Machine learning can also be used to test and generate adversarial examples using many of the same methods used to train malware classifiers. [3] There have also been “model poisoning” attacks that manipulate the statistical models and move decision boundaries in AI-based systems by repeatedly feeding misleading data.

Machine vs. Human

Spear phishing is a targeted form of phishing attack that involves sending individually customized baits to specific individuals as opposed to sending generic baits to random people. Despite being very effective, spear phishing was not as widespread as ordinary phishing attempts because the process is highly manual; that is before machine learning. One simulated attack that used AI-generated individualized tweets sent to 10,000 twitter accounts including U.S. Department of Defense personnel had as much as 35% click-through rate. [4]

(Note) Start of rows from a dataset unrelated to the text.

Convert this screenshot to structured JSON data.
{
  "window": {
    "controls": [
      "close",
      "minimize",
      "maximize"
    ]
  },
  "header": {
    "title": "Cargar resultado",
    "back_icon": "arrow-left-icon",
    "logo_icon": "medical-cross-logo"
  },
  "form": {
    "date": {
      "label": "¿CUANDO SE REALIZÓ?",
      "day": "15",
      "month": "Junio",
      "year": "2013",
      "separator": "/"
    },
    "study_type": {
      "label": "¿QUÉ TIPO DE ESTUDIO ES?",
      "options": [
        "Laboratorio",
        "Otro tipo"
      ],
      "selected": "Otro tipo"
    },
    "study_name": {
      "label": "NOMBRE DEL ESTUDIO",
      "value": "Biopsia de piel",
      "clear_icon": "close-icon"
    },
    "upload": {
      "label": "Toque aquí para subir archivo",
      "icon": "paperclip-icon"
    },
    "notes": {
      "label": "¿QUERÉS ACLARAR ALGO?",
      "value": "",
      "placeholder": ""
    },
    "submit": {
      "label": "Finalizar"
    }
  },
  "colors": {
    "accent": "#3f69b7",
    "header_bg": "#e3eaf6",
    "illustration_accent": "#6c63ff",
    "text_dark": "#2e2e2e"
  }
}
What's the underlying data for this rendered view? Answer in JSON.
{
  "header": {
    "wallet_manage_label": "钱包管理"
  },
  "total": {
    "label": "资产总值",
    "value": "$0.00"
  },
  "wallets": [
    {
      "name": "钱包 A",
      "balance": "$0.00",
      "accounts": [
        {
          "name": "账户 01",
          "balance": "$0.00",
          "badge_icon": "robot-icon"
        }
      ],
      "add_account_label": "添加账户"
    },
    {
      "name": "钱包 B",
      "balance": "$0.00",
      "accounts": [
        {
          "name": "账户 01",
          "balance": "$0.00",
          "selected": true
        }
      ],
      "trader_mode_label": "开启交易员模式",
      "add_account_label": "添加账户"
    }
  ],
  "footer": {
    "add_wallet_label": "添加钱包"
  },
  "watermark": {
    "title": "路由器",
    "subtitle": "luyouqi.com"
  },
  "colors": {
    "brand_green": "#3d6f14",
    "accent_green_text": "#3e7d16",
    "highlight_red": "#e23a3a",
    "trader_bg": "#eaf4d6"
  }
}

This Twitter user clicked on an AI-generated spear-phishing link

The Future of AI in Security

It appears that the cat-and-mouse game the security industry hoped to end with the help of artificial intelligence is going to stay, for now. This may be attributed to the fact that even with artificial intelligence, the general strategy in security has largely remained the same albeit more automated — pattern matching and heuristics. Many security researchers are starting to think outside the box, as we see the shortcomings of that approach.

Humans remain as the weakest link and the largest attack surface in security. People are not only careless and gullible, but we also tend to create imperfect code riddled with bugs. The future of AI in security may not be in providing defense against attacks, but in making exploits extremely rare and difficult to find. AI can correct human behavior to make people “more perfect” and less error-prone. After all, preventative care is always better than reactive care.

Maybe cyberattacks won’t be a thing when we all become cyborgs

[1] Evtimov, Ivan, et al. “Robust Physical-World Attacks on Machine Learning Models” Cornell University, 7 Aug. 2017, https://arxiv.org/abs/1707.08945

[2] Carbon Black, Inc. “Beyond the Hype: Security Experts Weigh in on Artificial Intelligence, Machine Learning and Non-Malware Attacks” Carbon Black, Inc., 28 Mar. 2017, https://www.carbonblack.com/wp-content/uploads/2017/03/Carbon_Black_Research_Report_NonMalwareAttacks_ArtificialIntelligence_MachineLearning_BeyondtheHype.pdf

[3] Xu, Weilin, et al. “Automatically Evading Classifiers A Case Study on PDF Malware Classifiers.” University of Virginia, 21 Feb. 2016, https://www.cs.virginia.edu/~evans/pubs/ndss2016/

[4] Seymour, John and Tully, Philip “Weaponizing Data Science for Social Engineering — Automated E2E Spear Phishing on Twitter” ZeroFox, 4 Aug. 2016, https://www.blackhat.com/docs/us-16/materials/us-16-Seymour-Tully-Weaponizing-Data-Science-For-Social-Engineering-Automated-E2E-Spear-Phishing-On-Twitter.pdf